About this document

This document was generated automatically from the default dashboard template for Java dashboards from the Semmle 1.18 release, with the addition of rules from the optional advisoryframeworks-javaee, and  jdk9compatibility query suites (marked as optional). 

This release includes no new standard rules. See also Java security rules rules.

See also the security rules for Java analysis: Java Security.

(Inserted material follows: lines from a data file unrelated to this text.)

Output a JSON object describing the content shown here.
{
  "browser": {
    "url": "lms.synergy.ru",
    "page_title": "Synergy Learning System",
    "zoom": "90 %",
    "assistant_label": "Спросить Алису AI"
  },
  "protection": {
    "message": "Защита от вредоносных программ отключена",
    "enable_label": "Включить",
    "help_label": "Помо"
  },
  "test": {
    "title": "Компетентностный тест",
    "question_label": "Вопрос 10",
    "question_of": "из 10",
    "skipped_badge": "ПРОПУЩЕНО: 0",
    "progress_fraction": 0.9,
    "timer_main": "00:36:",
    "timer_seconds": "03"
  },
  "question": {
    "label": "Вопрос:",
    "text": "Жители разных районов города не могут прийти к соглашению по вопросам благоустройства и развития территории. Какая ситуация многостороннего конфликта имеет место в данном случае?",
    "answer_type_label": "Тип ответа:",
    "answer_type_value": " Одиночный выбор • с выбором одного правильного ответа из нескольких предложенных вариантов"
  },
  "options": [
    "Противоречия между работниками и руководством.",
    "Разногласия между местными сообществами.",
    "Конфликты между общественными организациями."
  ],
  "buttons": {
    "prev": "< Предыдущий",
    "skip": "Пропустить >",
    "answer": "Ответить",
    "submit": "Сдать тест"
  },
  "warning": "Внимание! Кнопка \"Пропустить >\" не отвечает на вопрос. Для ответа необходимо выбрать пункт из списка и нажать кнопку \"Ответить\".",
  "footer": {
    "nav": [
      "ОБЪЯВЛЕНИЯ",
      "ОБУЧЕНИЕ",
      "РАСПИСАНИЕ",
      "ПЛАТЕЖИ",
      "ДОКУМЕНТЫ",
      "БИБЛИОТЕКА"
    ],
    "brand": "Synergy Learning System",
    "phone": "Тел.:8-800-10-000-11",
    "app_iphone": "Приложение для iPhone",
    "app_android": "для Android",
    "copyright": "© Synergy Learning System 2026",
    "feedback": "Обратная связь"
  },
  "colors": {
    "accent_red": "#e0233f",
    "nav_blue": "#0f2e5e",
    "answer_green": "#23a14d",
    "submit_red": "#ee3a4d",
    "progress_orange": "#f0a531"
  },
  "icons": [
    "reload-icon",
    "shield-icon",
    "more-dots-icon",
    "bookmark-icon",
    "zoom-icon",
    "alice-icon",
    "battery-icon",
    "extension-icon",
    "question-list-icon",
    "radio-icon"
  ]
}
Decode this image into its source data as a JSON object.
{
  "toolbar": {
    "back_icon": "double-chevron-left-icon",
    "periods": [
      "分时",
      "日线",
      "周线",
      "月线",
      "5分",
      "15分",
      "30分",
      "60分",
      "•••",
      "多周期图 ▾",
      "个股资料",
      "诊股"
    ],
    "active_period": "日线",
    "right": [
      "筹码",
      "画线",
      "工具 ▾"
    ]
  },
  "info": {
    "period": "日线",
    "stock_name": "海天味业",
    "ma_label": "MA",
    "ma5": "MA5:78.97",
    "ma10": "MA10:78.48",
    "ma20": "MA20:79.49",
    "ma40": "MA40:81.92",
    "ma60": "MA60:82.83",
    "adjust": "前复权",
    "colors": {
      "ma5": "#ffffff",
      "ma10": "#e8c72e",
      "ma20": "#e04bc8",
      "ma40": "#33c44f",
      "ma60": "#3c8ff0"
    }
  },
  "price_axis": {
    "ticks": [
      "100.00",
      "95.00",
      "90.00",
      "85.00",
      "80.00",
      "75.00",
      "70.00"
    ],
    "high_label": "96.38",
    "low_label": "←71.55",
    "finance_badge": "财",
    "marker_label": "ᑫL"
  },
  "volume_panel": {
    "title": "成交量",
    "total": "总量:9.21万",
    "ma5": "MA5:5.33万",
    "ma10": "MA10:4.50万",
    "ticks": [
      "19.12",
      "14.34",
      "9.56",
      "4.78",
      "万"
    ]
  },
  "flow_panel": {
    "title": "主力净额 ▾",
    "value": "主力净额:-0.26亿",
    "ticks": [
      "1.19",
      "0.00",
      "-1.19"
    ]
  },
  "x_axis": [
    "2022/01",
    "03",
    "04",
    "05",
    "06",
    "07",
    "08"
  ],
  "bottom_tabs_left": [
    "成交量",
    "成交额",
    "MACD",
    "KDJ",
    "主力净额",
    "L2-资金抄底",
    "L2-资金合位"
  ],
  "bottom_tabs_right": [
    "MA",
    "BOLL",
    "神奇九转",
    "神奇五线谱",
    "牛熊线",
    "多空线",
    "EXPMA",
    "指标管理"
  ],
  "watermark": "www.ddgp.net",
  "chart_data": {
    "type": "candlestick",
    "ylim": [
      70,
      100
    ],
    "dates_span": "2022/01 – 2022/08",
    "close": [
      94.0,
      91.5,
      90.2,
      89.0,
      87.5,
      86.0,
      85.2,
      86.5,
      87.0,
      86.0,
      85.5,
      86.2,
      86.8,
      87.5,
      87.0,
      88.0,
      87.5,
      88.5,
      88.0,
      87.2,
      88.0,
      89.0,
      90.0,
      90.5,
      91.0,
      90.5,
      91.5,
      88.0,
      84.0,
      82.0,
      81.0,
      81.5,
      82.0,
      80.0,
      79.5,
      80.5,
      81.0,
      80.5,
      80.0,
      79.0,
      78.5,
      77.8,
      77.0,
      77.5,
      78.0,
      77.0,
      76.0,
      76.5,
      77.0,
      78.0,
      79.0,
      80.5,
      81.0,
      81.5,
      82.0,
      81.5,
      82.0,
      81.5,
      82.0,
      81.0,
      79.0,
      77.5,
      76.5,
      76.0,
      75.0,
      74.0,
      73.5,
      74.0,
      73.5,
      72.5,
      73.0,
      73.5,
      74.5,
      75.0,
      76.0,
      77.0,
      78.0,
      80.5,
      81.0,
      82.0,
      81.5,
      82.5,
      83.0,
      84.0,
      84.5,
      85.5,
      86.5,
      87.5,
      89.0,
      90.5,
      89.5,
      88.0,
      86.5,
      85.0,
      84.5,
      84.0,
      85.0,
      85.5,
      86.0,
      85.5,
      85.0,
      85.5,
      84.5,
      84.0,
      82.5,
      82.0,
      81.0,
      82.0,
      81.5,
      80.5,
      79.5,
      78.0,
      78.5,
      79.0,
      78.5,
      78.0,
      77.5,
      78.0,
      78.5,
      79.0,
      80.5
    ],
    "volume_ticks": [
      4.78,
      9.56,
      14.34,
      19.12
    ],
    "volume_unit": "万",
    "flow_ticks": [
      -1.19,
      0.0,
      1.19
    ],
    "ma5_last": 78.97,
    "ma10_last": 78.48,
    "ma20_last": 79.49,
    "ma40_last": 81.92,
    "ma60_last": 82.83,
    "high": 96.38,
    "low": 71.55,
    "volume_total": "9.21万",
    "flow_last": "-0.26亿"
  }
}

Different industries use a variety of terms to describe mistakes in coding, issues found by software users/testers and potential improvements. Throughout this document, we use the following terms to discuss software quality:
  • RuleA definition of coding errors, bad coding practice or other opportunities to improve the quality of a project. Rules are grouped by category (see table).
  • Query—A request for information—written in QL (the Semmle query language)—used to extract a data set from a database. Rules are implemented using QL queries.
  • Alert/Violation—Code that fails a rule. The meaning of each alert and the best course of action to take varies according to the category of rule that was broken.
  • QL—The query language created by Semmle to facilitate efficient querying of hierarchical data. All rules and metrics are defined by QL queries.

The QL queries that define the rules and metrics described in Semmle standards are distributed as part of Semmle analysis. You can create copies of standard queries and customize them so that they match your internal rules of best coding practice. See Introduction to QL for an introduction to the QL language and Learning QL for an overview of the resources for learning to write your own queries.

Categories of rule

The coding rules are grouped into the following main categories:
CategoryDetectsTypical cost of addressingBenefits of fixing violations of these rules
Correctness Coding mistakesLow, local changes onlyImmediate reduction in risk of software defects
ReadabilityCorrect but confusing syntax or namingLow, local changes onlyImmediate reduction in risk of introducing new defects in future changes to the code
Maintainability Opportunities for structural improvementHigh, refactoring normally required

For frequently updated code, substantial cost/time saving for future changes

For infrequently updated or machine generated code, little benefit

FrameworksFramework-specific issuesLow, typically local changesTypically, immediate reduction in risk of software defects
MetricsTrends in code quality--

Excluding the main categories, all other topics are organized in alphabetic order and consequently the order does not imply any level of priority.

Summary of rules and metrics